# SOURCE DATA
++++++++++++++++++++
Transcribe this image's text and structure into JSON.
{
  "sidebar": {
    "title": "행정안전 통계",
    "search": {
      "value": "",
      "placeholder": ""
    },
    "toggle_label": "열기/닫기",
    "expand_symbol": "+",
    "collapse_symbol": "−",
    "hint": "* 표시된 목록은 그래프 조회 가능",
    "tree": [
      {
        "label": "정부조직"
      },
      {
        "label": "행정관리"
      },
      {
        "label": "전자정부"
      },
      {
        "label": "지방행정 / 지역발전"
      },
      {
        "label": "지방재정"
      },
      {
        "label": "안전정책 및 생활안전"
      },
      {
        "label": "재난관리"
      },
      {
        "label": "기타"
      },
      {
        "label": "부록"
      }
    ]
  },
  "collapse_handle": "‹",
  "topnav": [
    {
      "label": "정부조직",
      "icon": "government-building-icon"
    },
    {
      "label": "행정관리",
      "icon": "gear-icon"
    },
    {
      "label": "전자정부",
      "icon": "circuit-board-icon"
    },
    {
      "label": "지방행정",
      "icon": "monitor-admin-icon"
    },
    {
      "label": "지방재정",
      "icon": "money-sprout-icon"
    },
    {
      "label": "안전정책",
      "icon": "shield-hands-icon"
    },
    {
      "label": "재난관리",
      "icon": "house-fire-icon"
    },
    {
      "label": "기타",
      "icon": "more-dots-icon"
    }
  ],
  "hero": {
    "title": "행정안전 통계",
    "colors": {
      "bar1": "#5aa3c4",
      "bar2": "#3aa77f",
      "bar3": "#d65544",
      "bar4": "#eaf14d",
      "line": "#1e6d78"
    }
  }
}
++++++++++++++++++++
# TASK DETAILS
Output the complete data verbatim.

# TASK ANSWER
Transcribe this image's text and structure into JSON.
{
  "sidebar": {
    "title": "행정안전 통계",
    "search": {
      "value": "",
      "placeholder": ""
    },
    "toggle_label": "열기/닫기",
    "expand_symbol": "+",
    "collapse_symbol": "−",
    "hint": "* 표시된 목록은 그래프 조회 가능",
    "tree": [
      {
        "label": "정부조직"
      },
      {
        "label": "행정관리"
      },
      {
        "label": "전자정부"
      },
      {
        "label": "지방행정 / 지역발전"
      },
      {
        "label": "지방재정"
      },
      {
        "label": "안전정책 및 생활안전"
      },
      {
        "label": "재난관리"
      },
      {
        "label": "기타"
      },
      {
        "label": "부록"
      }
    ]
  },
  "collapse_handle": "‹",
  "topnav": [
    {
      "label": "정부조직",
      "icon": "government-building-icon"
    },
    {
      "label": "행정관리",
      "icon": "gear-icon"
    },
    {
      "label": "전자정부",
      "icon": "circuit-board-icon"
    },
    {
      "label": "지방행정",
      "icon": "monitor-admin-icon"
    },
    {
      "label": "지방재정",
      "icon": "money-sprout-icon"
    },
    {
      "label": "안전정책",
      "icon": "shield-hands-icon"
    },
    {
      "label": "재난관리",
      "icon": "house-fire-icon"
    },
    {
      "label": "기타",
      "icon": "more-dots-icon"
    }
  ],
  "hero": {
    "title": "행정안전 통계",
    "colors": {
      "bar1": "#5aa3c4",
      "bar2": "#3aa77f",
      "bar3": "#d65544",
      "bar4": "#eaf14d",
      "line": "#1e6d78"
    }
  }
}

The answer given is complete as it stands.